*** Opening MATERIAL TO PROCESS ***
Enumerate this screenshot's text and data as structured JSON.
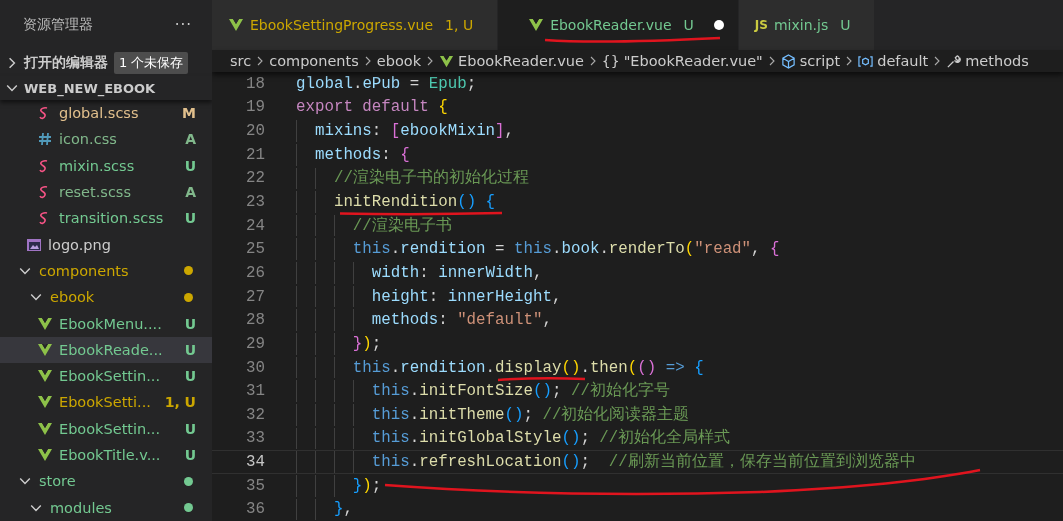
{
  "sidebar": {
    "title": "资源管理器",
    "more": "···",
    "open_editors": {
      "label": "打开的编辑器",
      "expanded": false,
      "badge": "1 个未保存"
    },
    "project": {
      "label": "WEB_NEW_EBOOK",
      "expanded": true
    },
    "tree": [
      {
        "children": [
          {
            "children": [
              {
                "label": "global.scss",
                "kind": "scss",
                "color": "#e2c08d",
                "badge": "M",
                "selected": false
              },
              {
                "label": "icon.css",
                "kind": "css",
                "color": "#81b88b",
                "badge": "A",
                "selected": false
              },
              {
                "label": "mixin.scss",
                "kind": "scss",
                "color": "#73c991",
                "badge": "U",
                "selected": false
              },
              {
                "label": "reset.scss",
                "kind": "scss",
                "color": "#81b88b",
                "badge": "A",
                "selected": false
              },
              {
                "label": "transition.scss",
                "kind": "scss",
                "color": "#73c991",
                "badge": "U",
                "selected": false
              }
            ]
          },
          {
            "label": "logo.png",
            "kind": "image",
            "color": "#cccccc",
            "selected": false
          }
        ]
      },
      {
        "label": "components",
        "kind": "folder",
        "color": "#cca700",
        "expanded": true,
        "selected": false,
        "children": [
          {
            "label": "ebook",
            "kind": "folder",
            "color": "#cca700",
            "expanded": true,
            "selected": false,
            "children": [
              {
                "label": "EbookMenu....",
                "kind": "vue",
                "color": "#73c991",
                "badge": "U",
                "selected": false
              },
              {
                "label": "EbookReade...",
                "kind": "vue",
                "color": "#73c991",
                "badge": "U",
                "selected": true
              },
              {
                "label": "EbookSettin...",
                "kind": "vue",
                "color": "#73c991",
                "badge": "U",
                "selected": false
              },
              {
                "label": "EbookSetti...",
                "kind": "vue",
                "color": "#cca700",
                "badge": "1, U",
                "selected": false
              },
              {
                "label": "EbookSettin...",
                "kind": "vue",
                "color": "#73c991",
                "badge": "U",
                "selected": false
              },
              {
                "label": "EbookTitle.v...",
                "kind": "vue",
                "color": "#73c991",
                "badge": "U",
                "selected": false
              }
            ]
          }
        ]
      },
      {
        "label": "store",
        "kind": "folder",
        "color": "#73c991",
        "expanded": true,
        "selected": false,
        "children": [
          {
            "label": "modules",
            "kind": "folder",
            "color": "#73c991",
            "expanded": true,
            "selected": false
          }
        ]
      }
    ]
  },
  "tabs": [
    {
      "label": "EbookSettingProgress.vue",
      "kind": "vue",
      "color": "#cca700",
      "badge": "1, U",
      "selected": false,
      "dirty": false
    },
    {
      "label": "EbookReader.vue",
      "kind": "vue",
      "color": "#73c991",
      "badge": "U",
      "selected": true,
      "dirty": true
    },
    {
      "label": "mixin.js",
      "kind": "js",
      "icon_label": "JS",
      "color": "#73c991",
      "badge": "U",
      "selected": false,
      "dirty": false
    }
  ],
  "breadcrumb": [
    {
      "label": "src",
      "kind": "plain"
    },
    {
      "label": "components",
      "kind": "plain"
    },
    {
      "label": "ebook",
      "kind": "plain"
    },
    {
      "label": "EbookReader.vue",
      "kind": "vue"
    },
    {
      "label": "\"EbookReader.vue\"",
      "kind": "text_icon",
      "icon_label": "{}"
    },
    {
      "label": "script",
      "kind": "module"
    },
    {
      "label": "default",
      "kind": "variable"
    },
    {
      "label": "methods",
      "kind": "method"
    }
  ],
  "code": [
    {
      "number": "18",
      "current": false,
      "tokens": [
        {
          "kind": "prop",
          "text": "global"
        },
        {
          "kind": "p",
          "text": "."
        },
        {
          "kind": "prop",
          "text": "ePub"
        },
        {
          "kind": "p",
          "text": " = "
        },
        {
          "kind": "cls",
          "text": "Epub"
        },
        {
          "kind": "p",
          "text": ";"
        }
      ]
    },
    {
      "number": "19",
      "current": false,
      "tokens": [
        {
          "kind": "kw",
          "text": "export default "
        },
        {
          "kind": "b1",
          "text": "{"
        }
      ]
    },
    {
      "number": "20",
      "current": false,
      "tokens": [
        {
          "kind": "prop",
          "text": "  mixins"
        },
        {
          "kind": "p",
          "text": ": "
        },
        {
          "kind": "b2",
          "text": "["
        },
        {
          "kind": "prop",
          "text": "ebookMixin"
        },
        {
          "kind": "b2",
          "text": "]"
        },
        {
          "kind": "p",
          "text": ","
        }
      ]
    },
    {
      "number": "21",
      "current": false,
      "tokens": [
        {
          "kind": "prop",
          "text": "  methods"
        },
        {
          "kind": "p",
          "text": ": "
        },
        {
          "kind": "b2",
          "text": "{"
        }
      ]
    },
    {
      "number": "22",
      "current": false,
      "tokens": [
        {
          "kind": "cm",
          "text": "    //渲染电子书的初始化过程"
        }
      ]
    },
    {
      "number": "23",
      "current": false,
      "tokens": [
        {
          "kind": "fn",
          "text": "    initRendition"
        },
        {
          "kind": "b3",
          "text": "() {"
        }
      ]
    },
    {
      "number": "24",
      "current": false,
      "tokens": [
        {
          "kind": "cm",
          "text": "      //渲染电子书"
        }
      ]
    },
    {
      "number": "25",
      "current": false,
      "tokens": [
        {
          "kind": "this",
          "text": "      this"
        },
        {
          "kind": "p",
          "text": "."
        },
        {
          "kind": "prop",
          "text": "rendition"
        },
        {
          "kind": "p",
          "text": " = "
        },
        {
          "kind": "this",
          "text": "this"
        },
        {
          "kind": "p",
          "text": "."
        },
        {
          "kind": "prop",
          "text": "book"
        },
        {
          "kind": "p",
          "text": "."
        },
        {
          "kind": "fn",
          "text": "renderTo"
        },
        {
          "kind": "b1",
          "text": "("
        },
        {
          "kind": "str",
          "text": "\"read\""
        },
        {
          "kind": "p",
          "text": ", "
        },
        {
          "kind": "b2",
          "text": "{"
        }
      ]
    },
    {
      "number": "26",
      "current": false,
      "tokens": [
        {
          "kind": "prop",
          "text": "        width"
        },
        {
          "kind": "p",
          "text": ": "
        },
        {
          "kind": "prop",
          "text": "innerWidth"
        },
        {
          "kind": "p",
          "text": ","
        }
      ]
    },
    {
      "number": "27",
      "current": false,
      "tokens": [
        {
          "kind": "prop",
          "text": "        height"
        },
        {
          "kind": "p",
          "text": ": "
        },
        {
          "kind": "prop",
          "text": "innerHeight"
        },
        {
          "kind": "p",
          "text": ","
        }
      ]
    },
    {
      "number": "28",
      "current": false,
      "tokens": [
        {
          "kind": "prop",
          "text": "        methods"
        },
        {
          "kind": "p",
          "text": ": "
        },
        {
          "kind": "str",
          "text": "\"default\""
        },
        {
          "kind": "p",
          "text": ","
        }
      ]
    },
    {
      "number": "29",
      "current": false,
      "tokens": [
        {
          "kind": "b2",
          "text": "      }"
        },
        {
          "kind": "b1",
          "text": ")"
        },
        {
          "kind": "p",
          "text": ";"
        }
      ]
    },
    {
      "number": "30",
      "current": false,
      "tokens": [
        {
          "kind": "this",
          "text": "      this"
        },
        {
          "kind": "p",
          "text": "."
        },
        {
          "kind": "prop",
          "text": "rendition"
        },
        {
          "kind": "p",
          "text": "."
        },
        {
          "kind": "fn",
          "text": "display"
        },
        {
          "kind": "b1",
          "text": "()"
        },
        {
          "kind": "p",
          "text": "."
        },
        {
          "kind": "fn",
          "text": "then"
        },
        {
          "kind": "b1",
          "text": "("
        },
        {
          "kind": "b2",
          "text": "()"
        },
        {
          "kind": "this",
          "text": " => "
        },
        {
          "kind": "b3",
          "text": "{"
        }
      ]
    },
    {
      "number": "31",
      "current": false,
      "tokens": [
        {
          "kind": "this",
          "text": "        this"
        },
        {
          "kind": "p",
          "text": "."
        },
        {
          "kind": "fn",
          "text": "initFontSize"
        },
        {
          "kind": "b3",
          "text": "()"
        },
        {
          "kind": "p",
          "text": ";"
        },
        {
          "kind": "cm",
          "text": " //初始化字号"
        }
      ]
    },
    {
      "number": "32",
      "current": false,
      "tokens": [
        {
          "kind": "this",
          "text": "        this"
        },
        {
          "kind": "p",
          "text": "."
        },
        {
          "kind": "fn",
          "text": "initTheme"
        },
        {
          "kind": "b3",
          "text": "()"
        },
        {
          "kind": "p",
          "text": ";"
        },
        {
          "kind": "cm",
          "text": " //初始化阅读器主题"
        }
      ]
    },
    {
      "number": "33",
      "current": false,
      "tokens": [
        {
          "kind": "this",
          "text": "        this"
        },
        {
          "kind": "p",
          "text": "."
        },
        {
          "kind": "fn",
          "text": "initGlobalStyle"
        },
        {
          "kind": "b3",
          "text": "()"
        },
        {
          "kind": "p",
          "text": ";"
        },
        {
          "kind": "cm",
          "text": " //初始化全局样式"
        }
      ]
    },
    {
      "number": "34",
      "current": true,
      "tokens": [
        {
          "kind": "this",
          "text": "        this"
        },
        {
          "kind": "p",
          "text": "."
        },
        {
          "kind": "fn",
          "text": "refreshLocation"
        },
        {
          "kind": "b3",
          "text": "()"
        },
        {
          "kind": "p",
          "text": ";"
        },
        {
          "kind": "cm",
          "text": "  //刷新当前位置，保存当前位置到浏览器中"
        }
      ]
    },
    {
      "number": "35",
      "current": false,
      "tokens": [
        {
          "kind": "b3",
          "text": "      }"
        },
        {
          "kind": "b1",
          "text": ")"
        },
        {
          "kind": "p",
          "text": ";"
        }
      ]
    },
    {
      "number": "36",
      "current": false,
      "tokens": [
        {
          "kind": "b3",
          "text": "    }"
        },
        {
          "kind": "p",
          "text": ","
        }
      ]
    }
  ]
}
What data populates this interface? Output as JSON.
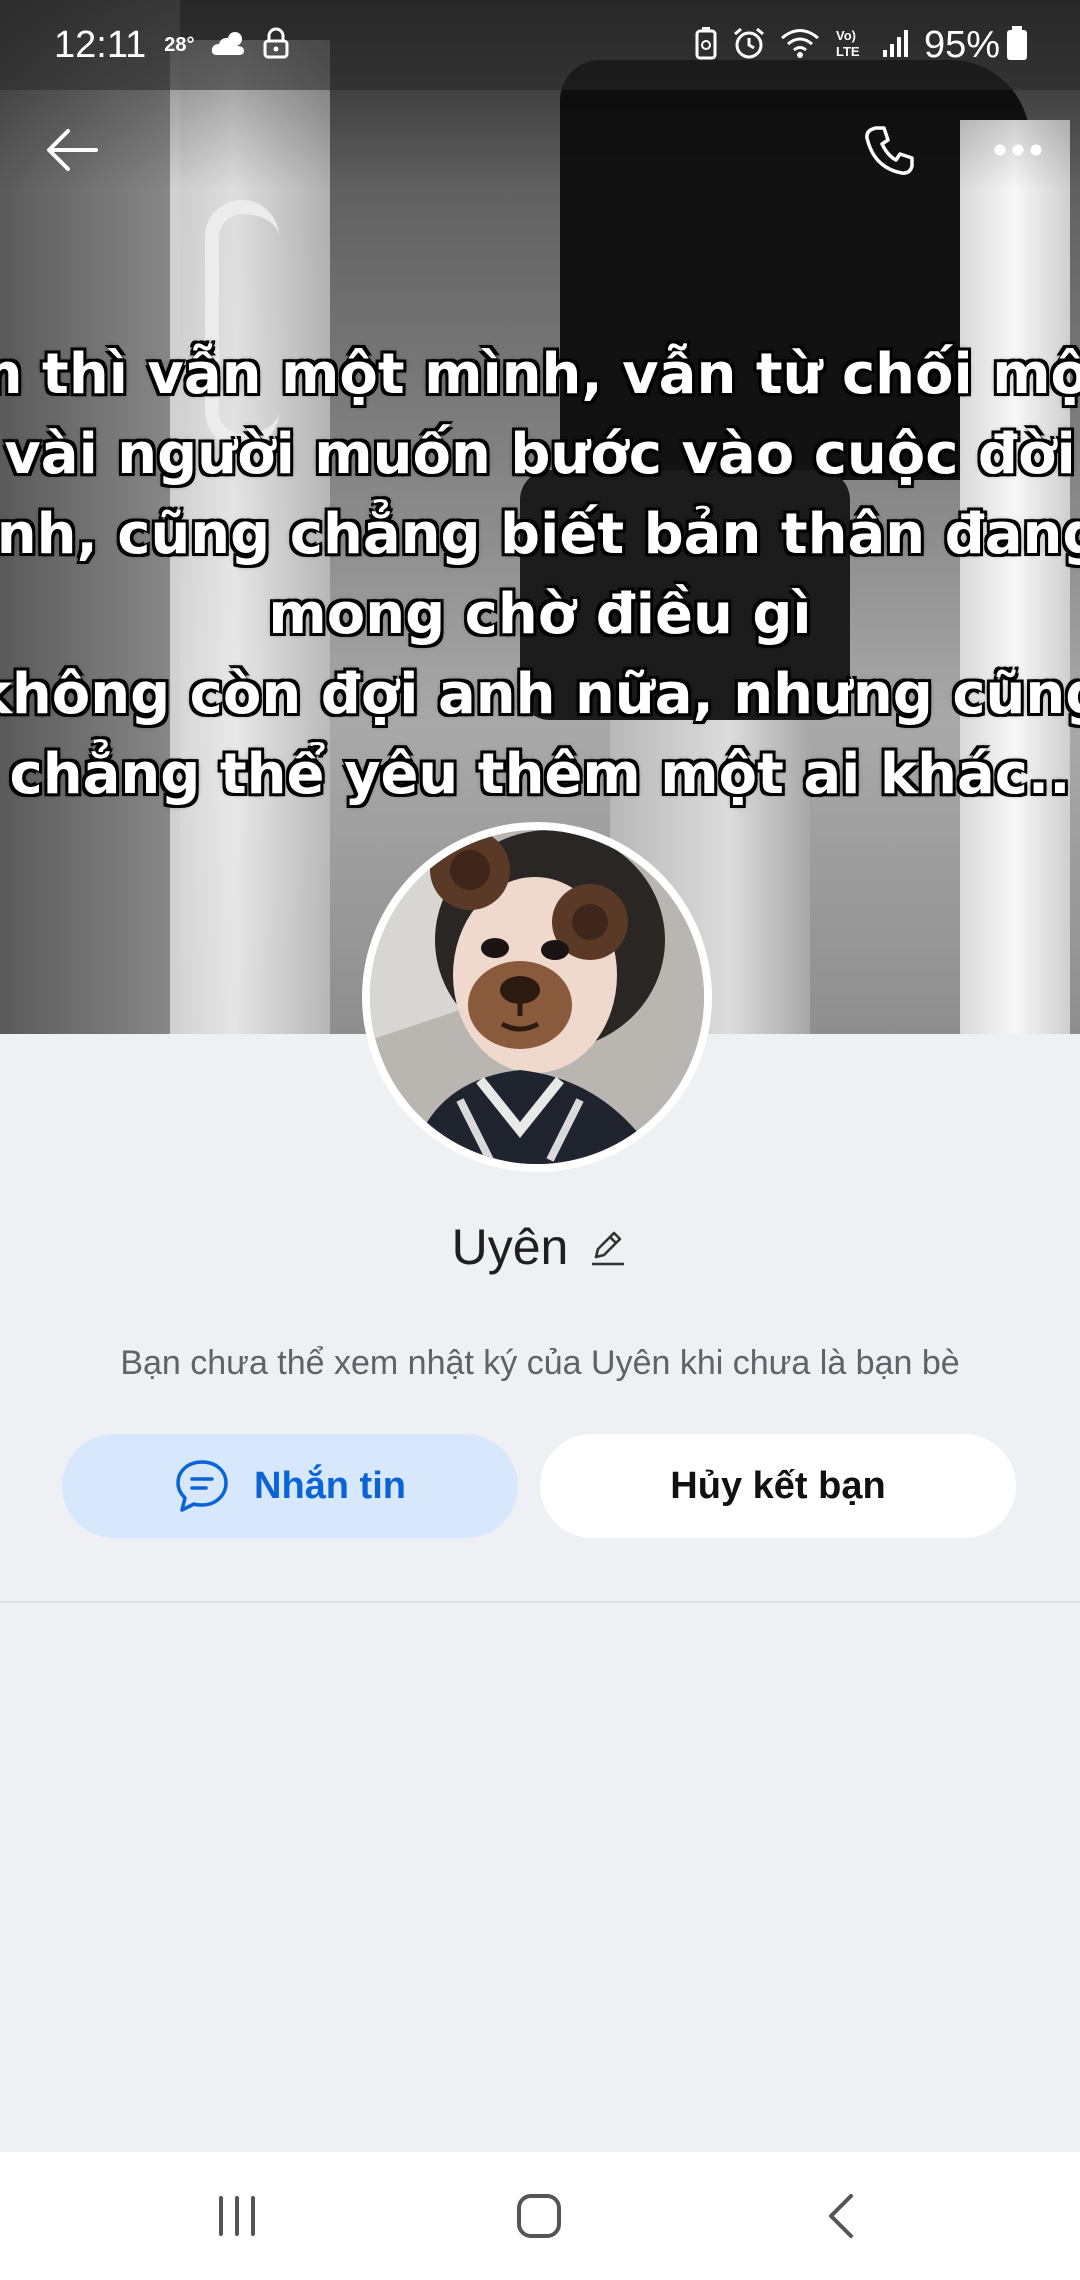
{
  "status_bar": {
    "time": "12:11",
    "temperature": "28°",
    "battery_percent": "95%",
    "icons": [
      "cloud-sun-icon",
      "lock-icon",
      "battery-saver-icon",
      "alarm-icon",
      "wifi-icon",
      "volte-icon",
      "signal-icon",
      "battery-icon"
    ]
  },
  "cover": {
    "caption_lines": [
      "m thì vẫn một mình, vẫn từ chối một",
      "vài người muốn bước vào cuộc đời",
      "ình, cũng chẳng biết bản thân đang",
      "mong chờ điều gì",
      "không còn đợi anh nữa, nhưng cũng",
      "chẳng thể yêu thêm một ai khác.."
    ]
  },
  "top_nav": {
    "icons": [
      "arrow-left-icon",
      "phone-icon",
      "more-horizontal-icon"
    ]
  },
  "profile": {
    "name": "Uyên",
    "diary_note": "Bạn chưa thể xem nhật ký của Uyên khi chưa là bạn bè"
  },
  "actions": {
    "message_label": "Nhắn tin",
    "unfriend_label": "Hủy kết bạn"
  },
  "colors": {
    "accent_blue": "#0b63d8",
    "message_button_bg": "#d8e8fc",
    "page_bg": "#eef0f4"
  },
  "system_nav": {
    "icons": [
      "recent-apps-icon",
      "home-icon",
      "back-icon"
    ]
  }
}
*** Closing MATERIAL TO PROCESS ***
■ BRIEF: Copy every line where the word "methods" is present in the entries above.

■ RESULT FOR THIS TASK:
      "label": "methods",
          "text": "  methods"
          "text": "        methods"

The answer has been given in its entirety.